At a rally in Dallas, Texas, this week, Vice President Joe Biden offered a heartfelt defense of the Obama administration's attempts to continue admitting refugees from Syria and other war-torn countries after a Nov. 13 terrorist attack in Paris killed at least 129 people.
As hundreds of thousands of refugees continue to pour into Europe, Biden told CBS DFW in remarks that have since garnered 1.2 million views, the U.S. cannot suddenly decide it is okay to treat them with suspicion and bigotry. He also promised Americans refugees did not pose a terror threat to the U.S.
"One way to make sure that the terrorists win is for us to change our value system," Biden answered. "That's number one."
"Number two, we have a real vetting system for refugees coming into the country," he continued. "We can assure Americans that they will be safe. For us to turn back now ... on refugees, is turning our back on who we are. The only way terror wins is if they cause you to change your value system."

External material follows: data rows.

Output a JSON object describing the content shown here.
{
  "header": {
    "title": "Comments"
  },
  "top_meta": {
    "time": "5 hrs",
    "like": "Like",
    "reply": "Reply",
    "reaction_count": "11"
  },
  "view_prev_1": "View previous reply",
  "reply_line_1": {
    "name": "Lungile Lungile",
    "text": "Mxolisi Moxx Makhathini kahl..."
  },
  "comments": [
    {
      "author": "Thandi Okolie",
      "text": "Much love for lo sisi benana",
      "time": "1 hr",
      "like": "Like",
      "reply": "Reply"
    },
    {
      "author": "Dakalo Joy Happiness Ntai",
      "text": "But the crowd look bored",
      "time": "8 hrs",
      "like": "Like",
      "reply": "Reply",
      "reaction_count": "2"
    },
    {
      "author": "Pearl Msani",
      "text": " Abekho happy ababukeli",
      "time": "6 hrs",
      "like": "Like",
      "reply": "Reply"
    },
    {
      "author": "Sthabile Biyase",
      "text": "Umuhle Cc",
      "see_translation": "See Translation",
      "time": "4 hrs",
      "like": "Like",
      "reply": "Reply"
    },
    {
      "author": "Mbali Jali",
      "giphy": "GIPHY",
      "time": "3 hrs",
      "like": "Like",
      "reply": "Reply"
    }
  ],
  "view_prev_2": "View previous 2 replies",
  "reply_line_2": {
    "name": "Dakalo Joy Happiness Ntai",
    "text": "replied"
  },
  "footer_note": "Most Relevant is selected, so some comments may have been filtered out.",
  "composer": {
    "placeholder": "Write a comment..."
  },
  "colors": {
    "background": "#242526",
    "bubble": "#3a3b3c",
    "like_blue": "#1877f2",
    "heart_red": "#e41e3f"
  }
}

"ISIS is no existential threat to the United States of America," the vice president concluded. "Simply stated, they are not. And we are going to be working as hard as we can to open our arms to refugees."
Biden's statements are consistent with President Barack Obama's insistence this week that the United States cannot afford to abandon its value of religious non-discrimination in the face of sustained attacks by Republicans and some Democrats who have advocated ending the administration's resettlement program, only admitting Christian refugees or putting them in internment camps similar to those used for residents of Japanese descent during World War II. Leading Republican candidate Donald Trump has gone so far as to advocate for a mandatory database of all Muslims residing in the United States.
The president has also said a failure to admit refugees into the U.S. would serve to alienate more Muslims and act as a "potent recruitment tool" for ISIS.
Former Department of Homeland Security head Michael Chertoff, who served under President George W. Bush, told the Wall Street Journal this week the current refugee vetting system was "secure and reliable," if not perfect.
Admitting refugees "allows us to truthfully say that we're not hypocrites or bigoted against Muslims or people from other cultures," Chertoff told the paper. "That has a positive impact in terms of the disposition people around the world have toward the U.S. You don't want to play into the narrative of the bad guy."